6. Chicago — Let us count the reasons for inclusion: one of the first bands to incorporate a full horn section, Terry Kath’s innovative guitar work, Peter Cetera’s distinctive vocals, and the most Top 10 hits of any eligible act not in the Hall. Look away from what Chicago has become and remember what they were. Original, popular and underappreciated.
7. Hall and Oates — While Toto and Christopher Cross were winning Grammys in the pre-“Thriller” ’80s, this duo was racking up 12 Top 10 hits. They even had a No. 1 R&B hit! The most commercially successful duo in the rock era deserves the Hall call.
8. The Righteous Brothers — Only the Rascals could rival Bill Medley and Bobby Hatfield’s blue-eyed soul of the ’60s. Perhaps their connections to Patrick Swayze (Medley singing in “Dirty Dancing”; “Unchained Melody” in “Ghost”) have turned the Hall off. I have no answer. Unfortunately, Medley and Hatfield have a better chance of singing the love theme to “Road House II” than making the Hall soon.
9. Cliff Richard — Originally Britain’s answer to Elvis, Richard keep the music scene rolling overseas until the Beatles and friends took over. More than 100 hits later, “Sir Cliff” is still Britain’s most revered celebrity — and a talented pop singer. It makes no sense to Americanize the Rock Hall. Richard has earned his place in history.
10. Yes — OK, they should’ve called it quits a decade ago. Sure, their prog-rock brethren are better left unheard. Sure, they’ve had more lineup changes than TV’s “Saved by the Bell.” Luckily, Jon Anderson is the band’s Mr. Belding, the calm amid a storm of bombast.

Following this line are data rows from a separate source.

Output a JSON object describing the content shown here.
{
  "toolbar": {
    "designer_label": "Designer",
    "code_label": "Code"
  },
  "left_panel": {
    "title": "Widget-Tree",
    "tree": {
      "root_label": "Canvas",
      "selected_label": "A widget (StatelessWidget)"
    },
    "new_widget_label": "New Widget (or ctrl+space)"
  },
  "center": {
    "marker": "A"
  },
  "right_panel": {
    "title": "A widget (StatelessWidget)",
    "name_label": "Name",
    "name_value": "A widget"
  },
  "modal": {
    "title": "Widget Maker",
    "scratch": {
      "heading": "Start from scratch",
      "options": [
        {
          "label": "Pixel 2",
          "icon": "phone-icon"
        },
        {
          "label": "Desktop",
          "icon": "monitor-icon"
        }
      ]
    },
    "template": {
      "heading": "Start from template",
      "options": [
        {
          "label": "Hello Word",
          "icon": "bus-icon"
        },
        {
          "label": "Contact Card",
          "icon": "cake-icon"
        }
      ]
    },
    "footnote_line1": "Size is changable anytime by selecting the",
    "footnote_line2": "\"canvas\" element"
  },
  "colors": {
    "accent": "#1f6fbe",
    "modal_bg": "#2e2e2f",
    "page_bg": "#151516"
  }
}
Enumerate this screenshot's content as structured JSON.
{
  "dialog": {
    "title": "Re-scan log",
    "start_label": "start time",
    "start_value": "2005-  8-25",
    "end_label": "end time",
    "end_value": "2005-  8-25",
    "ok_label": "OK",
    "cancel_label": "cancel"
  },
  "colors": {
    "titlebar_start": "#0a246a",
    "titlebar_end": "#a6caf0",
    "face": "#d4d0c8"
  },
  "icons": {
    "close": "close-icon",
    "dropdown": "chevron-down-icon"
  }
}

Say what you will about prog-rock, but Anderson, Bruford, Wakeman and Howe were ambitious, enthusiastic and great musicians to boot.
Just missing the cut — The Moody Blues, Bob Seger, Burt Bacharach, Johnny Rivers, The Guess Who, Linda Ronstadt, Big Star and Electric Light Orchestra.
Eric Coker is night/entertainment editor at The Daily Star.
This column was published March 3, 2000